A thrilling crime drama which is high on style and backed with depth and intelligence, Infernal Affairs takes a close look at the blurry line between cop and criminal, and the duality of man.
Infernal Affairs stars Andy Lau as Inspector Lau Kin Ming, a police officer promoted to the Internal Affairs division, who in actuality a criminal that works for Triad boss Hon Sam (Eric Tsang). In Hon Sam’s gang is Chan Wing Yan (Tony Leung Chiu-Wai), an undercover cop who, after 10 years of undercover work – 3 of those in Hon Sam’s gang – wants out.
After a cocaine deal goes bust, both sides know that they have a mole within their ranks. Both Lau Kin Ming and Chan Wing Yan have been ordered to flush the other out.
Infernal Affairs seems to go by in an instant, with Wai-keung Lau and Siu Fai Mak’s fast, fluid direction and sweeping camera movement reminiscent to the directorial styles of Brian De Palma and Martin Scorsese. Currang and Danny Pang provide slick editing, the highlight being the opening montage which fills us in on the main characters back story.
Siu Fai Mak and Felix Chong have written an excellent screenplay that is filled with great characters and plot twists that will keep you on your feet.

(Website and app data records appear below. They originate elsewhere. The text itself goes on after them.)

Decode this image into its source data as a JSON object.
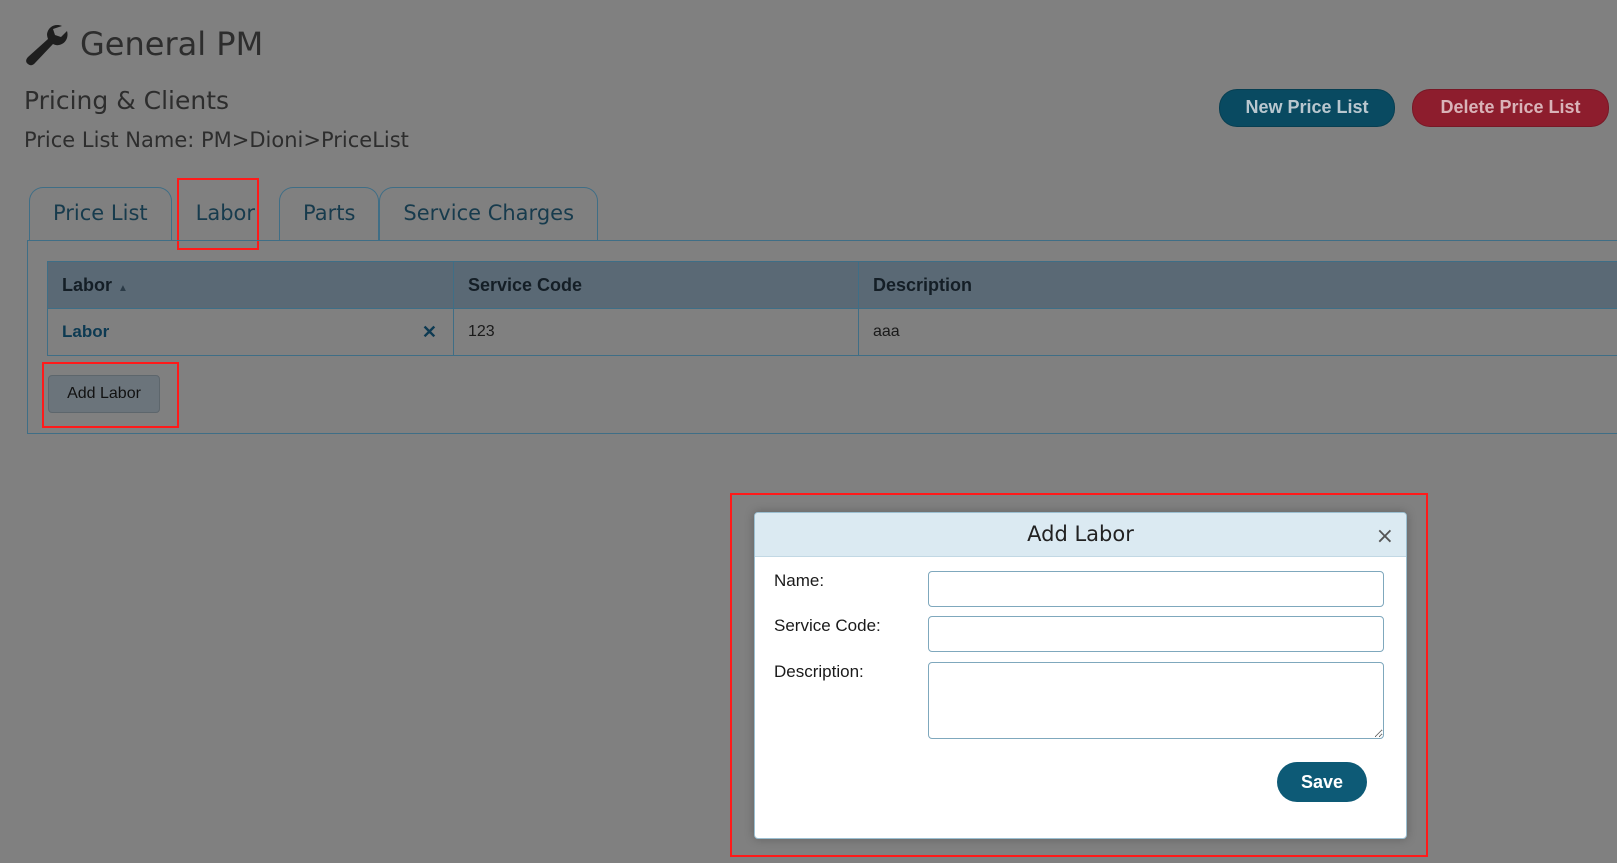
{
  "app": {
    "icon": "wrench-icon",
    "title": "General PM"
  },
  "subtitle": "Pricing & Clients",
  "price_list_name": "Price List Name: PM>Dioni>PriceList",
  "actions": {
    "new_price_list": "New Price List",
    "delete_price_list": "Delete Price List"
  },
  "tabs": [
    {
      "label": "Price List",
      "active": false
    },
    {
      "label": "Labor",
      "active": true
    },
    {
      "label": "Parts",
      "active": false
    },
    {
      "label": "Service Charges",
      "active": false
    }
  ],
  "table": {
    "columns": [
      "Labor",
      "Service Code",
      "Description"
    ],
    "sort_indicator": "▲",
    "rows": [
      {
        "labor": "Labor",
        "delete_icon": "✕",
        "service_code": "123",
        "description": "aaa"
      }
    ]
  },
  "add_button": "Add Labor",
  "modal": {
    "title": "Add Labor",
    "close": "×",
    "fields": {
      "name_label": "Name:",
      "name_value": "",
      "service_code_label": "Service Code:",
      "service_code_value": "",
      "description_label": "Description:",
      "description_value": ""
    },
    "save": "Save"
  },
  "colors": {
    "highlight": "#ff1a1a",
    "primary": "#0d5a76",
    "danger": "#8d1d2d"
  }
}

The cast in turn deliver exceptional performances. Andy Lau is great as the conflicted cop, taking on the films main theme of continuous suffering with a multi-layered and emotional confronting, yet extroverted acting exhibition. His character goes down paths which ask him to make gut wrenching, heart breaking decisions in regards to the people around him.
Equally impressive is Tony Leung Chiu-Wai, as the cocaine chipping, therapy participating undercover cop whose life has passed him by whilst playing someone else.
Eric Tsang plays the ruthless gangster well, and Anthony Wong Chau-sang is excellent as the respected and determined SP Wong Chi Sing.
The one flaw in Infernal Affairs is the undercooked romantic relationship between the films leading men and their respective partners. These relationships are under developed and seldom used as a conduit to probe deeper into the minds and souls of these men. The relationship between Yan and his therapist Dr. Lee Sume Yee (Kelly Chen) in particular seems forced and tacky.
A great entry into the crime genre, Infernal Affairs places China on the map as a credible and reliable source for gangster films, leaving the Americans and the British in the dust for now.